WASHINGTON - The United States welcomed Malala Yousafzai's speech at the United Nations, saying she made a ‘wonderful set of remarks’ about the importance of education for girls.

Responding to a question at the daily press briefing in Washington, State Department Spokesperson Jen Psaki said her bravery in the face of such violence is inspirational.

Malala's speech to the U.N. Youth Assembly marking her 16th birthday hit the headlines in the American print and electronic media calling it ‘powerful’, ‘impassioned’ and ‘moving.’

“Education for girls is critical," Spokesperson Psaki said. "It’s an issue we care deeply about, and it’s key to both political and economic progress, and certainly we discuss a range of issues, as you know, with the Pakistani government."

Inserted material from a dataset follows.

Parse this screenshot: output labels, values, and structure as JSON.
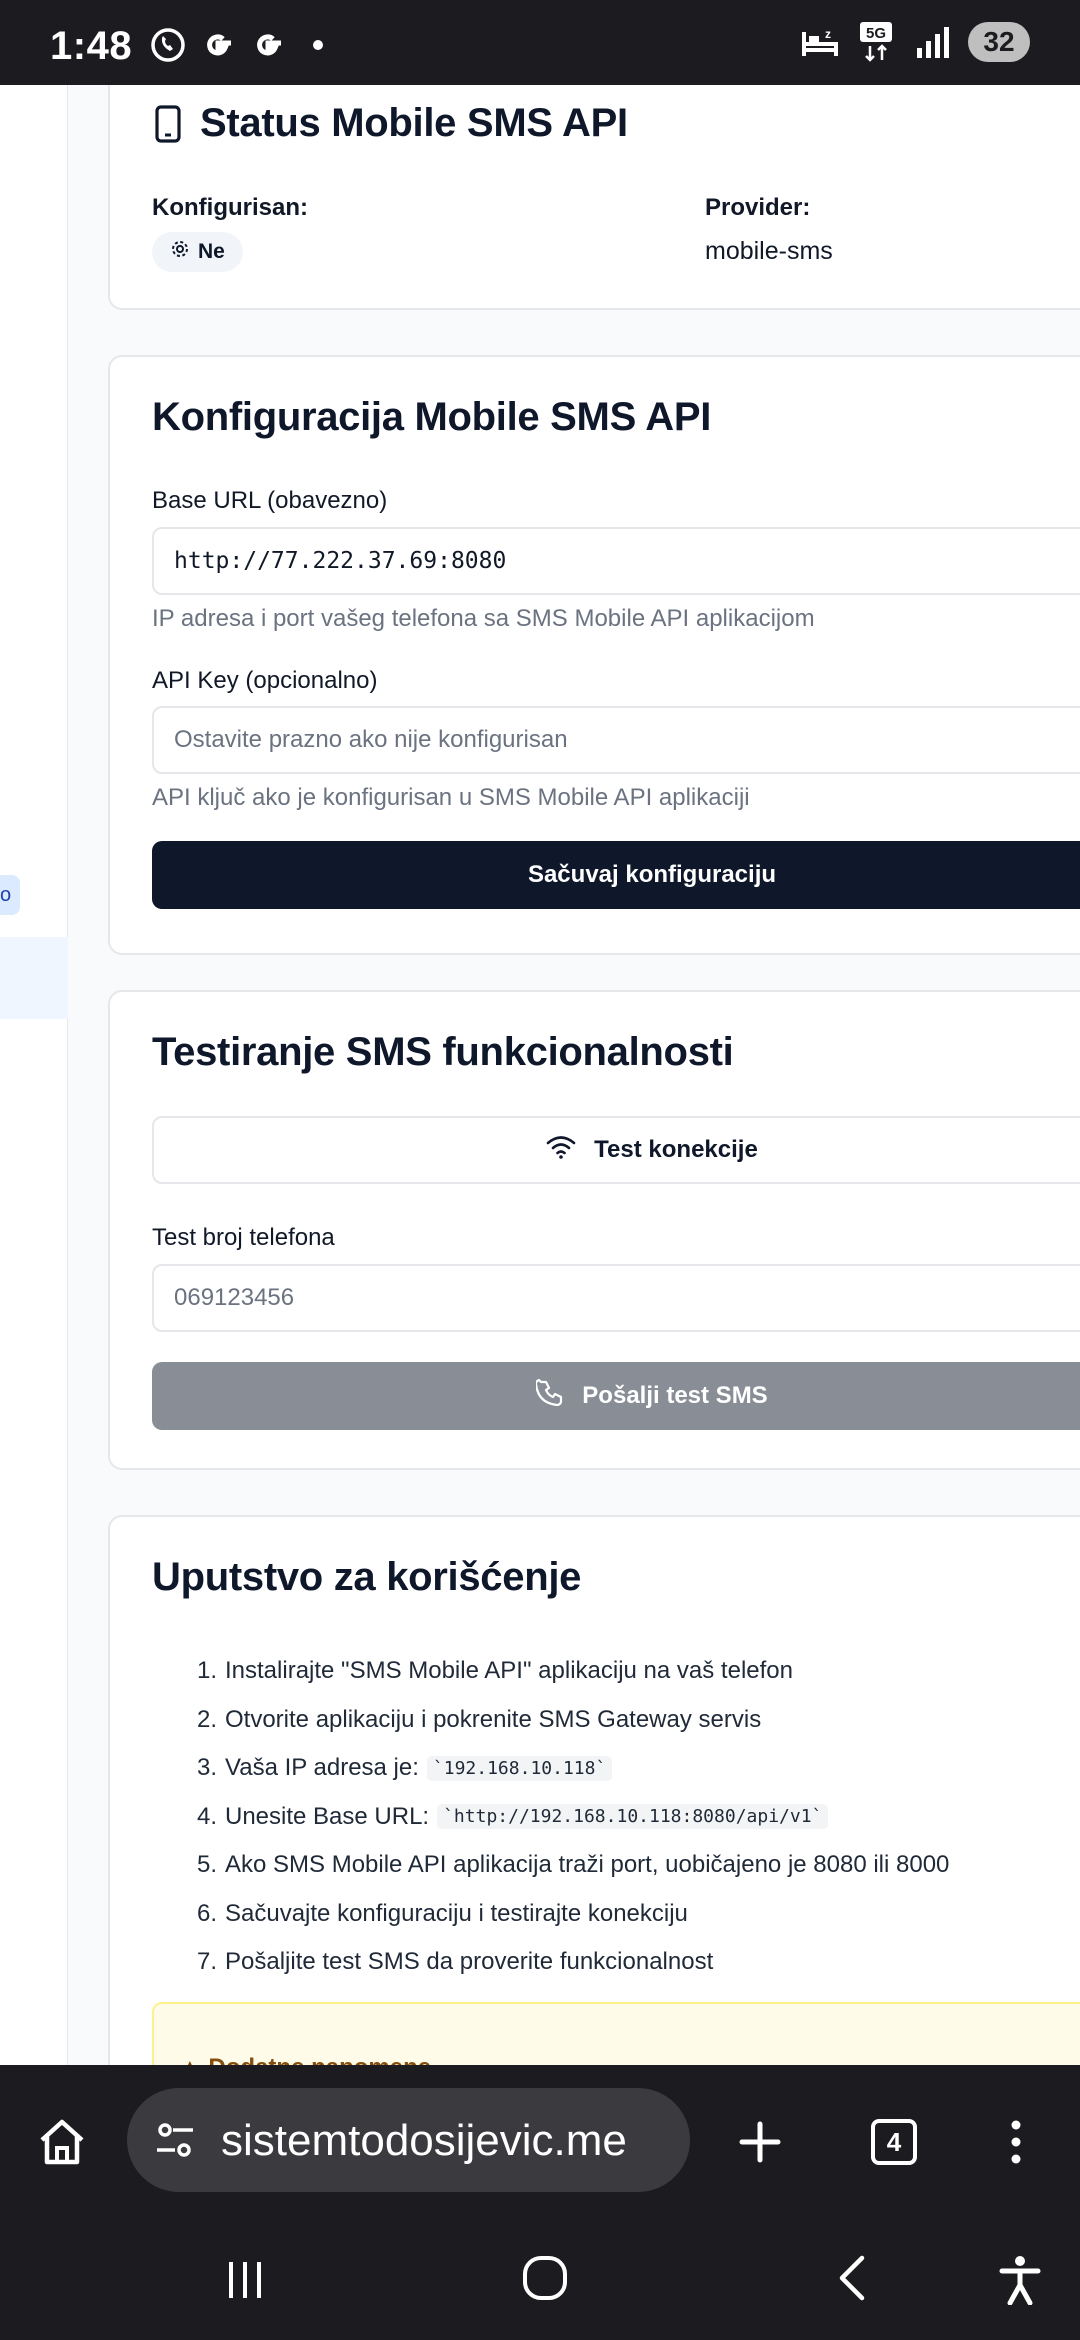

The New York Times praised her speech, saying "she spoke in a calm, self-assured voice as she delivered her first major speech since she was shot on the left side of her head October 9 on her way home from school in Pakistan’s Swat Valley."

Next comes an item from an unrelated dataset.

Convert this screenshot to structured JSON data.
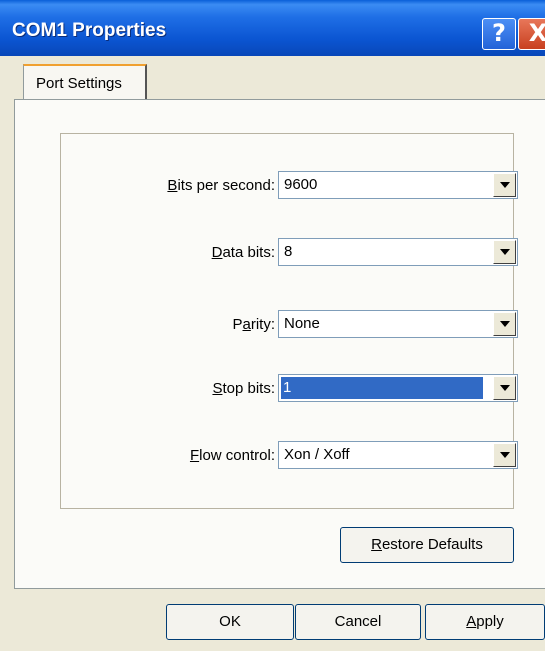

The Times also carried a dispatch from London saying that "Taliban militants have pressed their violent campaign against girls’ education in north-western Pakistan, attacking more than 800 schools in the region since 2009.

"From that time, Ms. Yousafzai was an outspoken critic of the Taliban campaign," it said. Alexandra Petri wrote in the Washington Post, "The power of Malala’s voice should certainly frighten them (the terrorists).

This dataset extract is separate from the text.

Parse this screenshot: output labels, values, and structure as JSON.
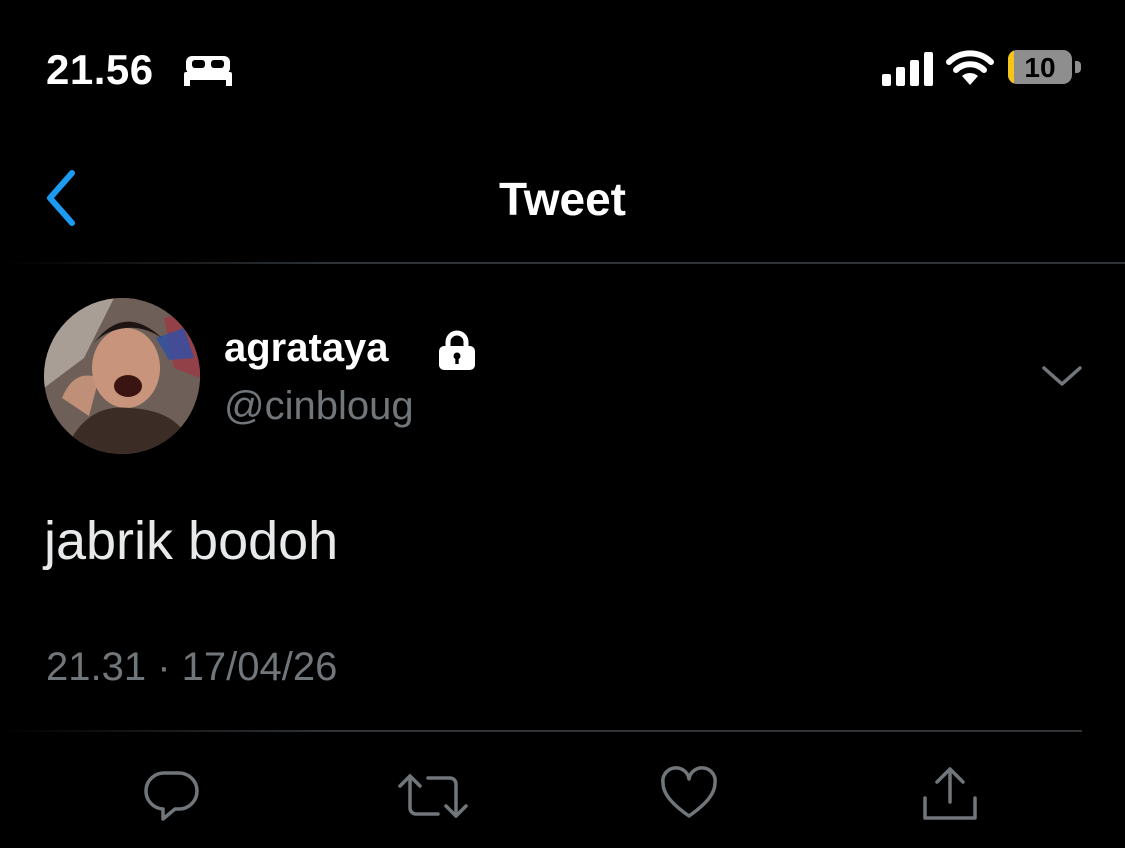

"The United Nations declared it Malala Day — if anyone’s earned it, she has. But she insists that it’s a day about giving a voice to the countless others whose voices haven’t been heard," Petri wrote.

"She’s a tremendous testament to the cause of education and speech she champions. Hearing her words, you can see why the Taliban was so fearful of a teenage girl. Hers is a powerful voice. "She’s not just impressive for a 16-year-old; she’s impressive for a human being of any age."

The Christian Science Monitor commented, "The confidence radiating from the young activist, who wore a vivid pink shawl once owned by assassinated Pakistani Prime Minister Benazir Bhutto, belies the staggering challenges that still face education activists around the world."

The Wall Street Journal noted, "Yousafzai, a vocal supporter of education rights for girls when Taliban made her a target, advocated access to free schooling for all children in her speech.